- **Exercise directions**
Return the lines below that contain "Státní".

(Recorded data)
========================================================================

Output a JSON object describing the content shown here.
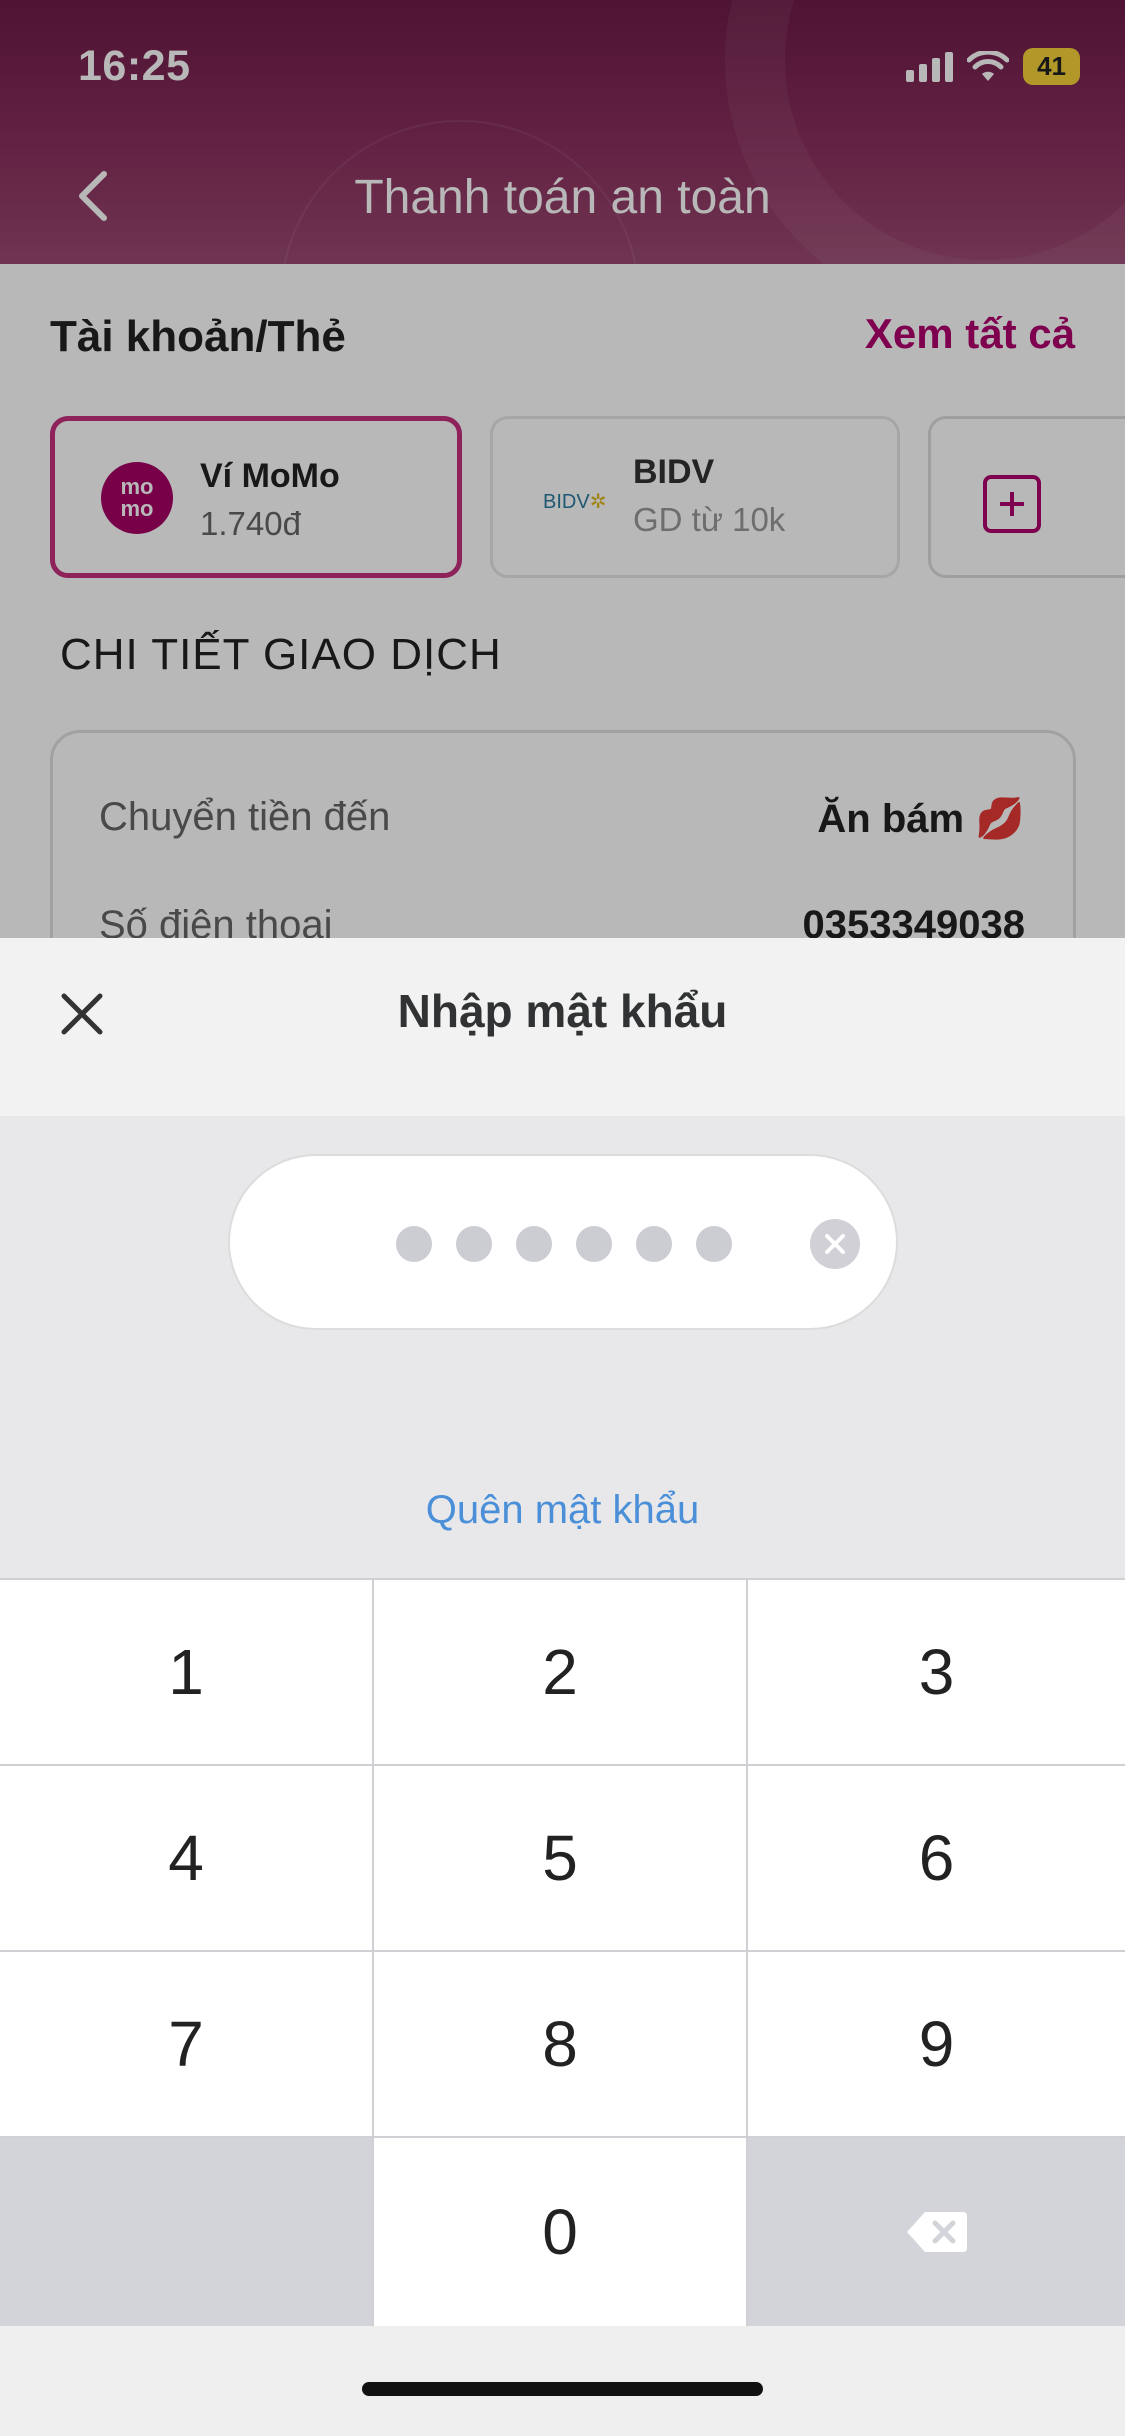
{
  "status_bar": {
    "time": "16:25",
    "battery": "41"
  },
  "header": {
    "title": "Thanh toán an toàn"
  },
  "accounts": {
    "title": "Tài khoản/Thẻ",
    "see_all": "Xem tất cả",
    "cards": [
      {
        "logo": "mo mo",
        "name": "Ví MoMo",
        "sub": "1.740đ"
      },
      {
        "logo": "BIDV",
        "name": "BIDV",
        "sub": "GD từ 10k"
      }
    ]
  },
  "details": {
    "section_title": "CHI TIẾT GIAO DỊCH",
    "rows": [
      {
        "label": "Chuyển tiền đến",
        "value": "Ăn bám 💋"
      },
      {
        "label": "Số điện thoại",
        "value": "0353349038"
      }
    ]
  },
  "password_sheet": {
    "title": "Nhập mật khẩu",
    "pin_length": 6,
    "forgot_label": "Quên mật khẩu"
  },
  "keypad": {
    "keys": [
      "1",
      "2",
      "3",
      "4",
      "5",
      "6",
      "7",
      "8",
      "9",
      "0"
    ]
  },
  "colors": {
    "brand": "#a50064",
    "link": "#4a8fd8",
    "battery": "#f6d33a"
  }
}
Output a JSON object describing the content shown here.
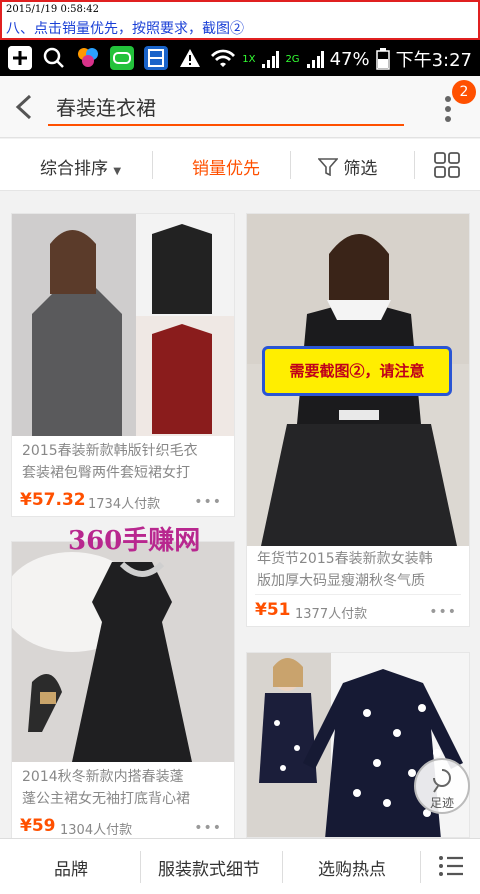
{
  "banner": {
    "timestamp": "2015/1/19 0:58:42",
    "instruction": "八、点击销量优先，按照要求，截图②"
  },
  "status": {
    "battery": "47%",
    "time": "下午3:27",
    "net1": "1X",
    "net2": "2G"
  },
  "search": {
    "query": "春装连衣裙"
  },
  "badge_count": "2",
  "sort": {
    "tabs": [
      "综合排序",
      "销量优先",
      "筛选"
    ]
  },
  "note": "需要截图②，请注意",
  "watermark": "360手赚网",
  "products": [
    {
      "title_l1": "2015春装新款韩版针织毛衣",
      "title_l2": "套装裙包臀两件套短裙女打",
      "price": "¥57.32",
      "sold": "1734人付款"
    },
    {
      "title_l1": "年货节2015春装新款女装韩",
      "title_l2": "版加厚大码显瘦潮秋冬气质",
      "price": "¥51",
      "sold": "1377人付款"
    },
    {
      "title_l1": "2014秋冬新款内搭春装蓬",
      "title_l2": "蓬公主裙女无袖打底背心裙",
      "price": "¥59",
      "sold": "1304人付款"
    },
    {
      "title_l1": "",
      "title_l2": "",
      "price": "",
      "sold": ""
    }
  ],
  "footprint_label": "足迹",
  "bottom": {
    "items": [
      "品牌",
      "服装款式细节",
      "选购热点"
    ]
  },
  "colors": {
    "accent": "#ff5000",
    "banner_border": "#e02020",
    "note_bg": "#ffee00"
  }
}
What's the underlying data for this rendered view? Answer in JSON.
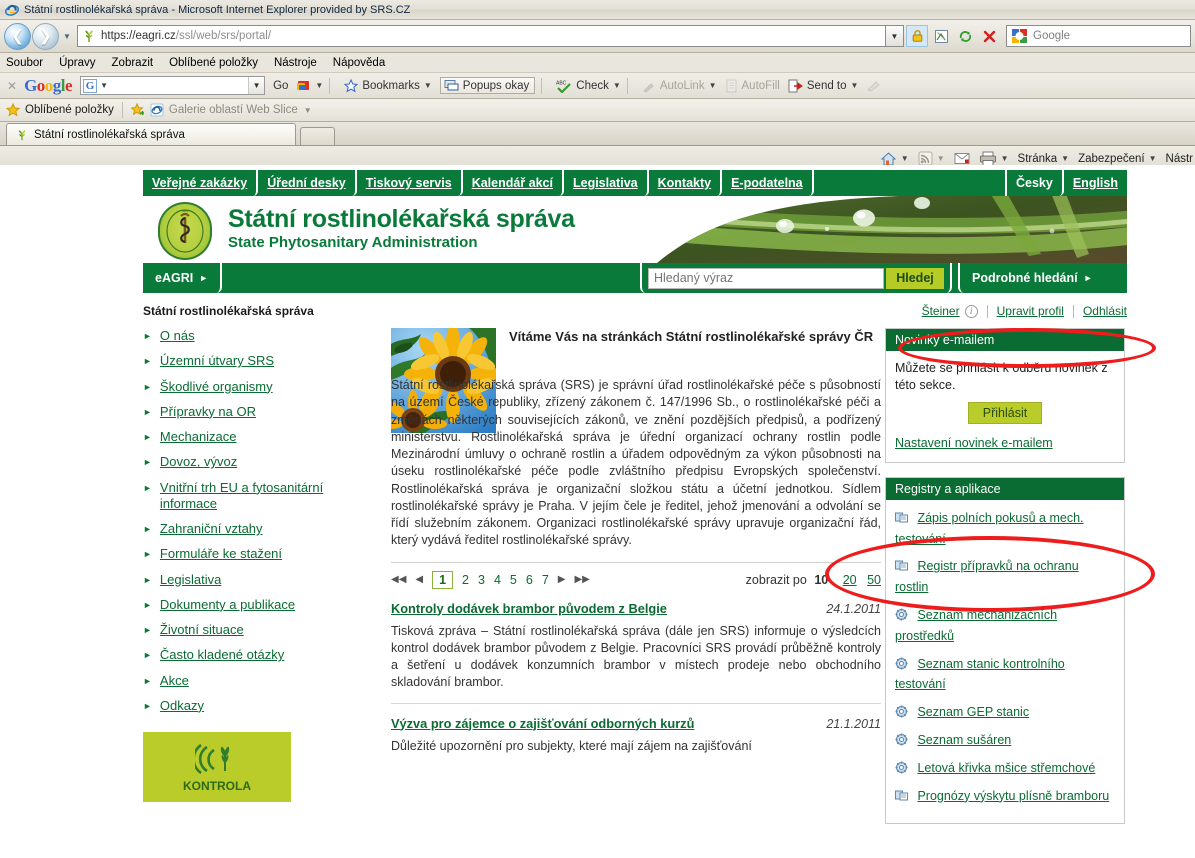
{
  "browser": {
    "title": "Státní rostlinolékařská správa - Microsoft Internet Explorer provided by SRS.CZ",
    "address": "https://eagri.cz/ssl/web/srs/portal/",
    "address_host": "https://eagri.cz",
    "address_path": "/ssl/web/srs/portal/",
    "search_placeholder": "Google",
    "menu": [
      "Soubor",
      "Úpravy",
      "Zobrazit",
      "Oblíbené položky",
      "Nástroje",
      "Nápověda"
    ],
    "google_toolbar": {
      "brand": "Google",
      "go_label": "Go",
      "bookmarks_label": "Bookmarks",
      "popups_label": "Popups okay",
      "check_label": "Check",
      "autolink_label": "AutoLink",
      "autofill_label": "AutoFill",
      "sendto_label": "Send to"
    },
    "favbar": {
      "favorites_label": "Oblíbené položky",
      "webslice_label": "Galerie oblastí Web Slice"
    },
    "tab_label": "Státní rostlinolékařská správa",
    "command_bar": [
      "Stránka",
      "Zabezpečení",
      "Nástr"
    ]
  },
  "topnav": {
    "items": [
      {
        "label": "Veřejné zakázky"
      },
      {
        "label": "Úřední desky"
      },
      {
        "label": "Tiskový servis"
      },
      {
        "label": "Kalendář akcí"
      },
      {
        "label": "Legislativa"
      },
      {
        "label": "Kontakty"
      },
      {
        "label": "E-podatelna"
      }
    ],
    "lang": [
      {
        "label": "Česky"
      },
      {
        "label": "English"
      }
    ]
  },
  "header": {
    "title_cs": "Státní rostlinolékařská správa",
    "title_en": "State Phytosanitary Administration"
  },
  "strip": {
    "eagri_label": "eAGRI",
    "search_placeholder": "Hledaný výraz",
    "search_value": "",
    "search_button": "Hledej",
    "advanced_label": "Podrobné hledání"
  },
  "crumb": {
    "path": "Státní rostlinolékařská správa",
    "user_name": "Šteiner",
    "edit_profile": "Upravit profil",
    "logout": "Odhlásit"
  },
  "sidebar": {
    "items": [
      {
        "label": "O nás"
      },
      {
        "label": "Územní útvary SRS"
      },
      {
        "label": "Škodlivé organismy"
      },
      {
        "label": "Přípravky na OR"
      },
      {
        "label": "Mechanizace"
      },
      {
        "label": "Dovoz, vývoz"
      },
      {
        "label": "Vnitřní trh EU a fytosanitární informace"
      },
      {
        "label": "Zahraniční vztahy"
      },
      {
        "label": "Formuláře ke stažení"
      },
      {
        "label": "Legislativa"
      },
      {
        "label": "Dokumenty a publikace"
      },
      {
        "label": "Životní situace"
      },
      {
        "label": "Často kladené otázky"
      },
      {
        "label": "Akce"
      },
      {
        "label": "Odkazy"
      }
    ],
    "banner_label": "KONTROLA"
  },
  "main": {
    "intro_heading": "Vítáme Vás na stránkách Státní rostlinolékařské správy ČR",
    "intro_body": "Státní rostlinolékařská správa (SRS) je správní úřad rostlinolékařské péče s působností na území České republiky, zřízený zákonem č. 147/1996 Sb., o rostlinolékařské péči a změnách některých souvisejících zákonů, ve znění pozdějších předpisů, a podřízený ministerstvu. Rostlinolékařská správa je úřední organizací ochrany rostlin podle Mezinárodní úmluvy o ochraně rostlin a úřadem odpovědným za výkon působnosti na úseku rostlinolékařské péče podle zvláštního předpisu Evropských společenství. Rostlinolékařská správa je organizační složkou státu a účetní jednotkou. Sídlem rostlinolékařské správy je Praha. V jejím čele je ředitel, jehož jmenování a odvolání se řídí služebním zákonem. Organizaci rostlinolékařské správy upravuje organizační řád, který vydává ředitel rostlinolékařské správy.",
    "pager": {
      "pages": [
        "1",
        "2",
        "3",
        "4",
        "5",
        "6",
        "7"
      ],
      "current": "1",
      "show_label": "zobrazit po",
      "per_page_current": "10",
      "per_page_options": [
        "20",
        "50"
      ]
    },
    "articles": [
      {
        "title": "Kontroly dodávek brambor původem z Belgie",
        "date": "24.1.2011",
        "body": "Tisková zpráva – Státní rostlinolékařská správa (dále jen SRS) informuje o výsledcích kontrol dodávek brambor původem z Belgie. Pracovníci SRS provádí průběžně kontroly a šetření u dodávek konzumních brambor v místech prodeje nebo obchodního skladování brambor."
      },
      {
        "title": "Výzva pro zájemce o zajišťování odborných kurzů",
        "date": "21.1.2011",
        "body": "Důležité upozornění pro subjekty, které mají zájem na zajišťování"
      }
    ]
  },
  "right": {
    "newsletter": {
      "heading": "Novinky e-mailem",
      "body": "Můžete se přihlásit k odběru novinek z této sekce.",
      "button": "Přihlásit",
      "settings_link": "Nastavení novinek e-mailem"
    },
    "registry": {
      "heading": "Registry a aplikace",
      "items": [
        {
          "label": "Zápis polních pokusů a mech. testování",
          "icon": "app-window-icon"
        },
        {
          "label": "Registr přípravků na ochranu rostlin",
          "icon": "app-window-icon"
        },
        {
          "label": "Seznam mechanizačních prostředků",
          "icon": "gear-icon"
        },
        {
          "label": "Seznam stanic kontrolního testování",
          "icon": "gear-icon"
        },
        {
          "label": "Seznam GEP stanic",
          "icon": "gear-icon"
        },
        {
          "label": "Seznam sušáren",
          "icon": "gear-icon"
        },
        {
          "label": "Letová křivka mšice střemchové",
          "icon": "gear-icon"
        },
        {
          "label": "Prognózy výskytu plísně bramboru",
          "icon": "app-window-icon"
        }
      ]
    }
  },
  "colors": {
    "brand_green": "#0a7a3a",
    "link_green": "#0a6b33",
    "lime": "#b9cc2a",
    "annotation_red": "#ee1c1c"
  }
}
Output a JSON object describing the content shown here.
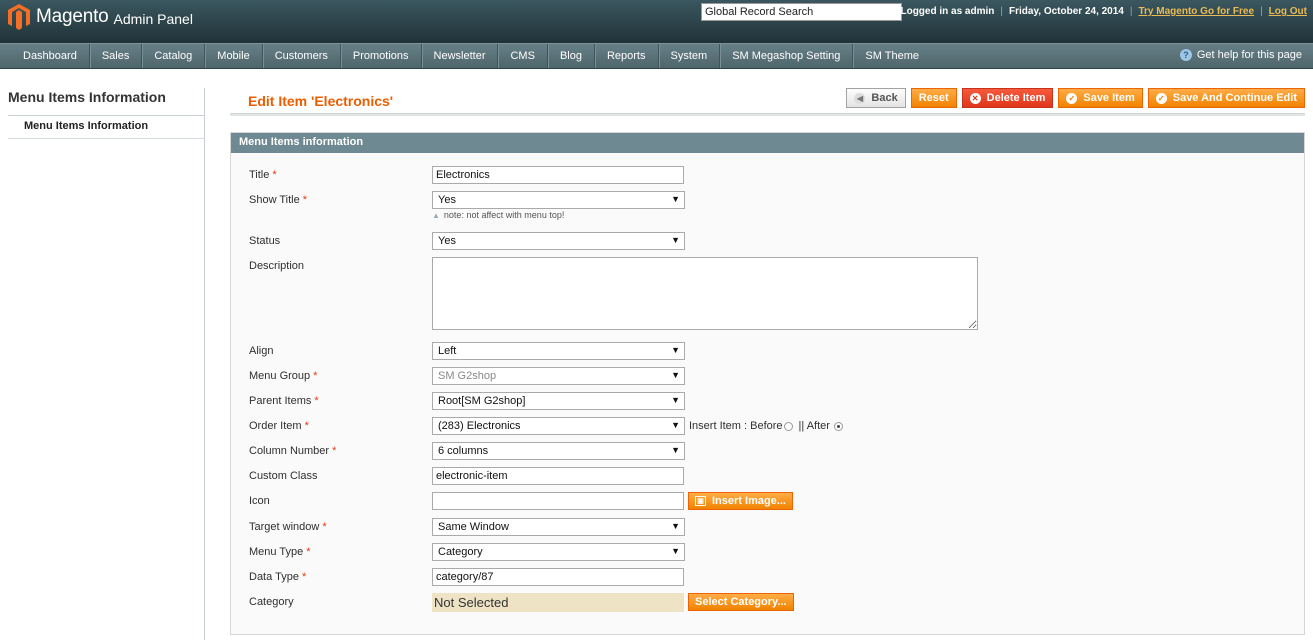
{
  "header": {
    "logo_text": "Magento",
    "logo_sub": "Admin Panel",
    "search_value": "Global Record Search",
    "logged_in": "Logged in as admin",
    "date": "Friday, October 24, 2014",
    "try_link": "Try Magento Go for Free",
    "logout": "Log Out"
  },
  "nav": {
    "items": [
      "Dashboard",
      "Sales",
      "Catalog",
      "Mobile",
      "Customers",
      "Promotions",
      "Newsletter",
      "CMS",
      "Blog",
      "Reports",
      "System",
      "SM Megashop Setting",
      "SM Theme"
    ],
    "help": "Get help for this page"
  },
  "sidebar": {
    "title": "Menu Items Information",
    "tab": "Menu Items Information"
  },
  "content": {
    "title": "Edit Item 'Electronics'",
    "buttons": {
      "back": "Back",
      "reset": "Reset",
      "delete": "Delete Item",
      "save": "Save Item",
      "save_continue": "Save And Continue Edit"
    }
  },
  "form": {
    "section_title": "Menu Items information",
    "title": {
      "label": "Title",
      "value": "Electronics"
    },
    "show_title": {
      "label": "Show Title",
      "value": "Yes",
      "note": "note: not affect with menu top!"
    },
    "status": {
      "label": "Status",
      "value": "Yes"
    },
    "description": {
      "label": "Description",
      "value": ""
    },
    "align": {
      "label": "Align",
      "value": "Left"
    },
    "menu_group": {
      "label": "Menu Group",
      "value": "SM G2shop"
    },
    "parent_items": {
      "label": "Parent Items",
      "value": "Root[SM G2shop]"
    },
    "order_item": {
      "label": "Order Item",
      "value": "(283) Electronics",
      "insert_label": "Insert Item : Before",
      "after_label": "|| After",
      "insert_position": "After"
    },
    "column_number": {
      "label": "Column Number",
      "value": "6 columns"
    },
    "custom_class": {
      "label": "Custom Class",
      "value": "electronic-item"
    },
    "icon": {
      "label": "Icon",
      "value": "",
      "button": "Insert Image..."
    },
    "target_window": {
      "label": "Target window",
      "value": "Same Window"
    },
    "menu_type": {
      "label": "Menu Type",
      "value": "Category"
    },
    "data_type": {
      "label": "Data Type",
      "value": "category/87"
    },
    "category": {
      "label": "Category",
      "value": "Not Selected",
      "button": "Select Category..."
    }
  },
  "colors": {
    "header_bg": "#2c4249",
    "nav_bg": "#5a7178",
    "accent_orange": "#f18200",
    "title_orange": "#eb5e00",
    "section_head": "#6f8992",
    "required": "#eb340a"
  }
}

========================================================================

- **Solution below**
    "title": "Státní rostlinolékařská správa - Microsoft Internet Explorer provided by SRS.CZ",
    "tab_label": "Státní rostlinolékařská správa",
    "title_cs": "Státní rostlinolékařská správa",
    "path": "Státní rostlinolékařská správa",
    "intro_heading": "Vítáme Vás na stránkách Státní rostlinolékařské správy ČR",
    "intro_body": "Státní rostlinolékařská správa (SRS) je správní úřad rostlinolékařské péče s působností na území České republiky, zřízený zákonem č. 147/1996 Sb., o rostlinolékařské péči a změnách některých souvisejících zákonů, ve znění pozdějších předpisů, a podřízený ministerstvu. Rostlinolékařská správa je úřední organizací ochrany rostlin podle Mezinárodní úmluvy o ochraně rostlin a úřadem odpovědným za výkon působnosti na úseku rostlinolékařské péče podle zvláštního předpisu Evropských společenství. Rostlinolékařská správa je organizační složkou státu a účetní jednotkou. Sídlem rostlinolékařské správy je Praha. V jejím čele je ředitel, jehož jmenování a odvolání se řídí služebním zákonem. Organizaci rostlinolékařské správy upravuje organizační řád, který vydává ředitel rostlinolékařské správy.",
        "body": "Tisková zpráva – Státní rostlinolékařská správa (dále jen SRS) informuje o výsledcích kontrol dodávek brambor původem z Belgie. Pracovníci SRS provádí průběžně kontroly a šetření u dodávek konzumních brambor v místech prodeje nebo obchodního skladování brambor."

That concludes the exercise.